|Director of Photography:||Tony Pierce-Roberts|
|Executive Production by||Paul Bradley|
Rating: 3.5/4 -- Like The Age of Innocence, here's another handsome period piece about a man who foolishly ignores the dictates of his heart. Full Review
The movie looks splendid. Arcadian views and honeyed filters have been largely resisted. But the content, that is to say, the script, has problems. Full Review
The New York Review of Books
...Enchantingly realized....The film] has its own, securely original cinematic life...
New York Times
Rating: 4/4 -- Moves rather slowly, but the actors and their understated chemistry keep the film riveting, building to a climax that is absolutely heartrending.

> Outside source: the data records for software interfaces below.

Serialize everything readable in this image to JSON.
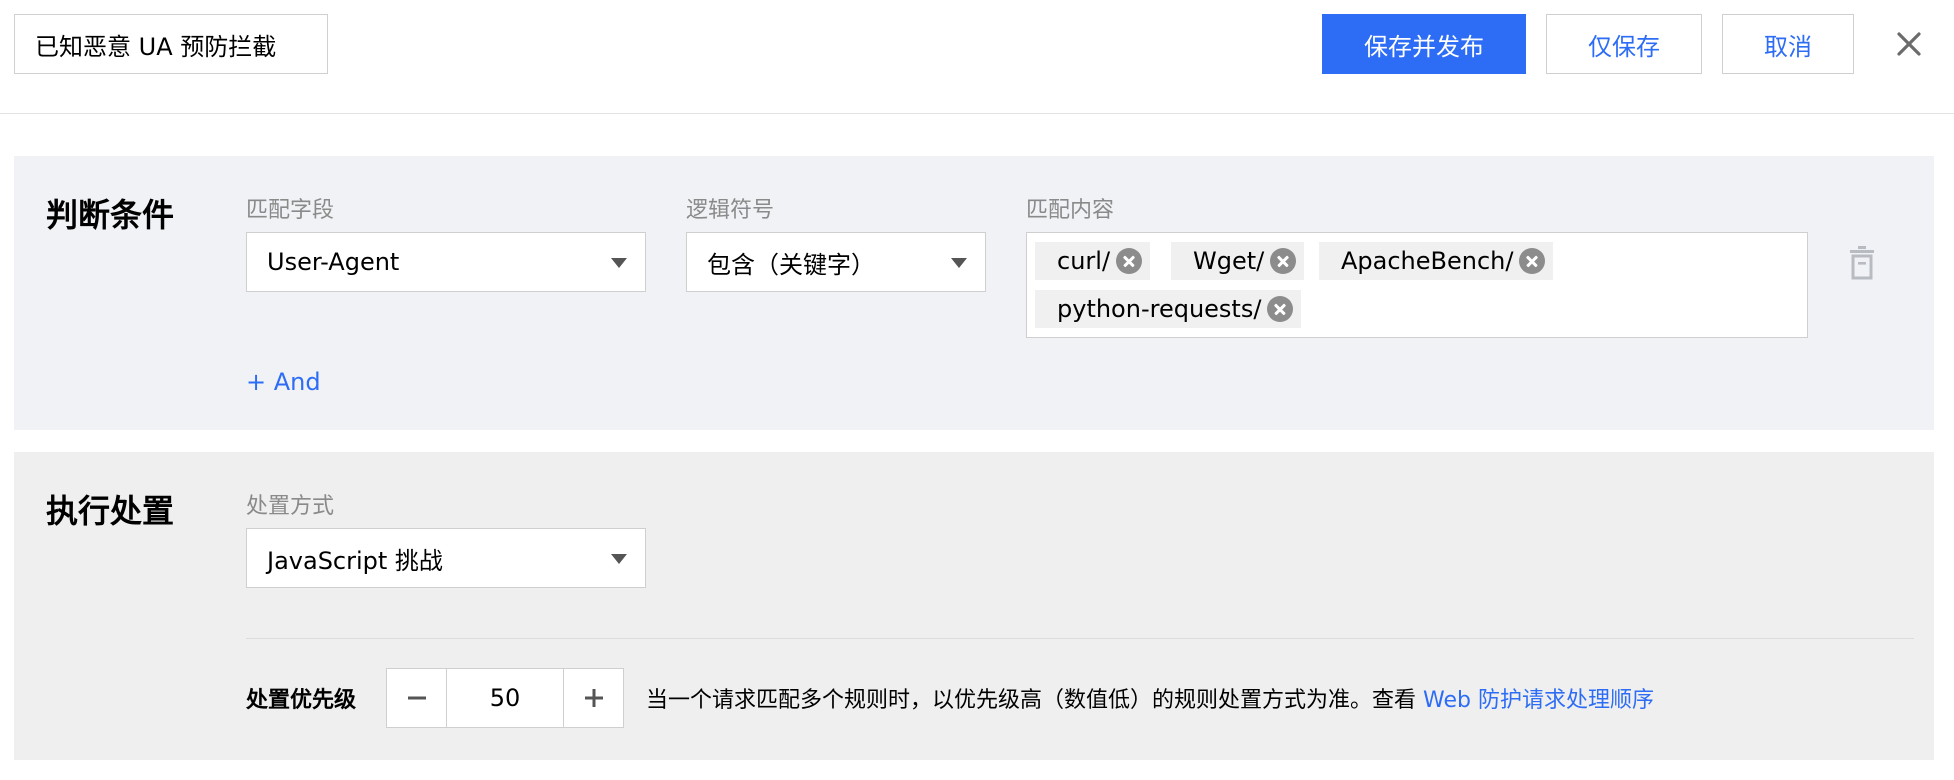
{
  "header": {
    "rule_name": "已知恶意 UA 预防拦截",
    "save_publish_label": "保存并发布",
    "save_only_label": "仅保存",
    "cancel_label": "取消"
  },
  "condition": {
    "section_title": "判断条件",
    "match_field_label": "匹配字段",
    "match_field_value": "User-Agent",
    "logic_label": "逻辑符号",
    "logic_value": "包含（关键字）",
    "content_label": "匹配内容",
    "tags": [
      "curl/",
      "Wget/",
      "ApacheBench/",
      "python-requests/"
    ],
    "add_and_label": "+ And"
  },
  "action": {
    "section_title": "执行处置",
    "method_label": "处置方式",
    "method_value": "JavaScript 挑战",
    "priority_label": "处置优先级",
    "priority_value": "50",
    "priority_desc": "当一个请求匹配多个规则时，以优先级高（数值低）的规则处置方式为准。查看 ",
    "priority_link": "Web 防护请求处理顺序"
  },
  "colors": {
    "primary": "#2d6df6",
    "condition_bg": "#f0f2f5",
    "action_bg": "#efefef"
  }
}
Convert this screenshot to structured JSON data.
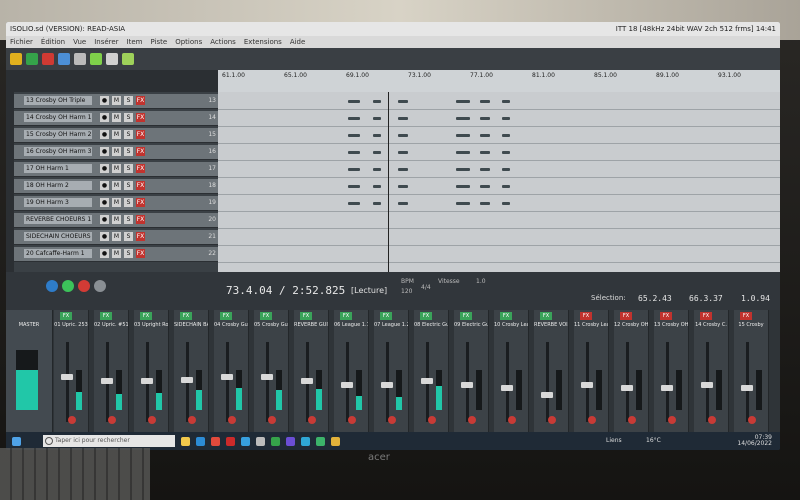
{
  "titlebar": {
    "left": "ISOLIO.sd (VERSION): READ-ASIA",
    "right": "ITT 18 [48kHz 24bit WAV 2ch 512 frms] 14:41"
  },
  "menubar": {
    "items": [
      "Fichier",
      "Édition",
      "Vue",
      "Insérer",
      "Item",
      "Piste",
      "Options",
      "Actions",
      "Extensions",
      "Aide"
    ]
  },
  "ruler": {
    "ticks": [
      "61.1.00",
      "65.1.00",
      "69.1.00",
      "73.1.00",
      "77.1.00",
      "81.1.00",
      "85.1.00",
      "89.1.00",
      "93.1.00"
    ]
  },
  "tracks": [
    {
      "name": "13 Crosby OH Triple",
      "num": "13"
    },
    {
      "name": "14 Crosby OH Harm 1",
      "num": "14"
    },
    {
      "name": "15 Crosby OH Harm 2",
      "num": "15"
    },
    {
      "name": "16 Crosby OH Harm 3",
      "num": "16"
    },
    {
      "name": "17 OH Harm 1",
      "num": "17"
    },
    {
      "name": "18 OH Harm 2",
      "num": "18"
    },
    {
      "name": "19 OH Harm 3",
      "num": "19"
    },
    {
      "name": "REVERBE CHOEURS 1",
      "num": "20"
    },
    {
      "name": "SIDECHAIN CHOEURS",
      "num": "21"
    },
    {
      "name": "20 Cafcaffe-Harm 1",
      "num": "22"
    }
  ],
  "transport": {
    "time": "73.4.04 / 2:52.825",
    "state": "[Lecture]",
    "bpm_label": "BPM",
    "bpm": "120",
    "sig": "4/4",
    "rate_label": "Vitesse",
    "rate": "1.0",
    "selection_label": "Sélection:",
    "sel_start": "65.2.43",
    "sel_end": "66.3.37",
    "sel_len": "1.0.94"
  },
  "mixer": {
    "master": "MASTER",
    "strips": [
      {
        "name": "01 Upric. 253",
        "fx": "green",
        "fader": 0.55,
        "meter": 0.45
      },
      {
        "name": "02 Upric. #51",
        "fx": "green",
        "fader": 0.5,
        "meter": 0.4
      },
      {
        "name": "03 Upright Rox",
        "fx": "green",
        "fader": 0.5,
        "meter": 0.42
      },
      {
        "name": "SIDECHAIN BA",
        "fx": "green",
        "fader": 0.52,
        "meter": 0.5
      },
      {
        "name": "04 Crosby Gui",
        "fx": "green",
        "fader": 0.55,
        "meter": 0.55
      },
      {
        "name": "05 Crosby Gui",
        "fx": "green",
        "fader": 0.55,
        "meter": 0.5
      },
      {
        "name": "REVERBE GUIT",
        "fx": "green",
        "fader": 0.5,
        "meter": 0.52
      },
      {
        "name": "06 League 1.1",
        "fx": "green",
        "fader": 0.45,
        "meter": 0.35
      },
      {
        "name": "07 League 1.2",
        "fx": "green",
        "fader": 0.45,
        "meter": 0.32
      },
      {
        "name": "08 Electric Gu",
        "fx": "green",
        "fader": 0.5,
        "meter": 0.6
      },
      {
        "name": "09 Electric Gu",
        "fx": "green",
        "fader": 0.45,
        "meter": 0.0
      },
      {
        "name": "10 Crosby Lea",
        "fx": "green",
        "fader": 0.4,
        "meter": 0.0
      },
      {
        "name": "REVERBE VOIX",
        "fx": "green",
        "fader": 0.3,
        "meter": 0.0
      },
      {
        "name": "11 Crosby Leac",
        "fx": "red",
        "fader": 0.45,
        "meter": 0.0
      },
      {
        "name": "12 Crosby OH",
        "fx": "red",
        "fader": 0.4,
        "meter": 0.0
      },
      {
        "name": "13 Crosby OH",
        "fx": "red",
        "fader": 0.4,
        "meter": 0.0
      },
      {
        "name": "14 Crosby C.",
        "fx": "red",
        "fader": 0.45,
        "meter": 0.0
      },
      {
        "name": "15 Crosby",
        "fx": "red",
        "fader": 0.4,
        "meter": 0.0
      }
    ]
  },
  "taskbar": {
    "search_placeholder": "Taper ici pour rechercher",
    "weather": "16°C",
    "lang": "Liens",
    "time": "07:39",
    "date": "14/06/2022"
  },
  "brand": "acer"
}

Full Review
Beautiful to look at and deeply moving in many scenes. Full Review
Rating: 5/5 -- Here's a film for adults. It's also about time to recognize that Mr. Ivory is one of our finest directors, something that critics tend to overlook because most of his films have been literary adaptations.
New York Times
...The whole movie is quiet, introspective, thoughtful....There are emotional upheavals in it, but they take place in shadows and corners, in secret...
James Ivory directed this quietly moving film set just prior to World War II. On the large English estate of Lord Darlington (James Fox), a disciplined English butler, Stevens (Anthony Hopkins), devotes himself to his duties with rigorous dedication. Like his father (Peter Vaughan) before him, Stevens lives to serve--to bring order and certainty to the estate's minutiae. Though Stevens has the opportunity to break free of this mold in the form of a romance with the spirited housekeeper, Miss Kenton (Emma Thompson), he chooses to remain within the safe structure of the household, even one that has misguided loyalties to Nazi Germany. Christopher Reeve and Hugh Grant costar as men hoping to show Lord Darlington the danger of his allegiances. THE REMAINS OF THE DAY was Merchant-Ivory's follow-up to HOWARDS END, which also starred Hopkins and Thompson; both actors were nominated for Academy Awards for their roles as dutiful servants in the later film.
Set just prior to World War II, this poignant story finds a disciplined English butler devoting himself to his duties at the expense of love and personal freedom. The sensitively handled Merchant-Ivory film received eight Oscar nominations, including Best Actor and Best Actress for stars Anthony Hopkins and Emma Thompson.
British | Tear Jerker | War | World War II | Love Story | Recommended | Character Study | Gentry | Theatrical Release | Essential Cinema
- Theatrical release: November 5, 1993.
- The film was shot on location at four estates in England: Badminton House, Avon; Powderham Castle, Devon; Corsham Court, Avon; and Dyrham Park, Avon.
- The film was based on the Kazuo Ishiguro novel, THE REMAINS OF THE DAY, which won the 1989 Booker Prize.
- The original screenplay was written by playwright Harold Pinter, who had also optioned the book.